The most common species of soldier fly, Hermetia illucens, is commonly considered a filth fly because of its habit of breeding in manure and garbage. The feeding habits of the larva, however, are not easy to classify. The larval stage of the soldier fly feeds on decaying organic material including manure and very moist, rotting vegetable matter. In manure piles these insects are sometimes considered beneficial because they prey on other insects, like house flies. They are frequently found in compost piles and are being sold by at least one manufacturer for use in specially designed containers to quickly decompose kitchen waste (similar to earthworms in earthworm bins). Occasionally, soldier flies infest animal carcasses. Infestations in homes sometimes occur after a bee’s nest has been exterminated in a wall or other inaccessible site. This is because soldier fly larvae are one of several insects that may scavenge waste materials in bee combs.
Soldier flies are most commonly seen during their pre-pupal stage. Pre-pupal larvae are fully grown larvae that have stopped feeding and begun a time of wandering before pupating (changing into an adult, or in this case the fly, form). During this wandering phase, larvae may travel several yards from the breeding site, and may be seen wriggling along a floor, patio, or fireplace hearth. Soldier fly larvae are about one inch-long, legless, dark brown in color, and flattened. The “skin” is has a distinctive, leathery texture. Soldier fly larvae are also remarkably tough. They are able to survive for weeks in a jar with no food or water.
The adult stage of the most common species of soldier fly is about 3/4 inch-long and black, with a translucent segment on the tail, or abdomen. Adult flies are rather sluggish until induced to fly. They may be attracted to light, but do not seem attracted to food.
Soldier flies are harmless to people, and serve a beneficial role in helping decompose garbage and filth. In some places they even help control more noxious insect pests, like house flies. However, their presence in a home is usually undesirable and may be a symptom of an unsanitary situation.
Poorly maintained compost piles; spilled, wet grain; or other decaying vegetable material may provide breeding sites for soldier flies. A dead bird or rodent in an attic or chimney may also be the reason for soldier fly or blow fly infestations. Bee nests that have been allowed to live in a wall void or eave of a home can also be a source of these pests.
The best control for this insect is to locate and eliminate the soldier fly’s breeding source. The larvae themselves are harmless and can be picked up by hand, or with a tissue, and discarded.

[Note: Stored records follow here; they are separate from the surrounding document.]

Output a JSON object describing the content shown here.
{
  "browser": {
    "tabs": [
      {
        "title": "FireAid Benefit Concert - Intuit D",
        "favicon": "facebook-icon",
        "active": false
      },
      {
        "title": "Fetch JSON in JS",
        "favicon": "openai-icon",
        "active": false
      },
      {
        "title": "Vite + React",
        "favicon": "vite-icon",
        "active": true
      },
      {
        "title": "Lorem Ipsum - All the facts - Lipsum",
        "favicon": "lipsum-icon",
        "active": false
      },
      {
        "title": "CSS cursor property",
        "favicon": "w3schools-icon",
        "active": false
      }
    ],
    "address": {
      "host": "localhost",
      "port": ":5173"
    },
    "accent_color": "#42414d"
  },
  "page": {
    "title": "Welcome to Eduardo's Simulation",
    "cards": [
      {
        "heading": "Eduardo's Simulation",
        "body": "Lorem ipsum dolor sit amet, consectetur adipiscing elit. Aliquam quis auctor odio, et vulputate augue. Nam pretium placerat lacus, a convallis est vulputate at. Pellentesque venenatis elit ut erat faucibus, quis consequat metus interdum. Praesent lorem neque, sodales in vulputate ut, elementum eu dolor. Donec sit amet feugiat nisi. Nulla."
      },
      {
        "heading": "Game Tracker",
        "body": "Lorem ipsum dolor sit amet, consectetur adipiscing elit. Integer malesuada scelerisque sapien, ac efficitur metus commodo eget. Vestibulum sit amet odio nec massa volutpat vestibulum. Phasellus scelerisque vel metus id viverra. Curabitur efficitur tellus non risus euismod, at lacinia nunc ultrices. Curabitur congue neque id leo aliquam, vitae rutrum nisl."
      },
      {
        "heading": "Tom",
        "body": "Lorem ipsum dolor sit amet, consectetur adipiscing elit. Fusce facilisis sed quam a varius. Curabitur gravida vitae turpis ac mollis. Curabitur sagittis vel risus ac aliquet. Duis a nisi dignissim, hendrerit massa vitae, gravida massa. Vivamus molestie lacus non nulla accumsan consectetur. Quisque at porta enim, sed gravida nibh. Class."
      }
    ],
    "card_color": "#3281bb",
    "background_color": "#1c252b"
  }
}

Adult soldier flies can be killed with a fly swatter. If flies become numerous, an aerosol insect spray containing pyrethrins will kill most adults.
Michael Merchant, Ph.D., Professor and Extension Urban Entomologist, Texas AgriLife Extension Service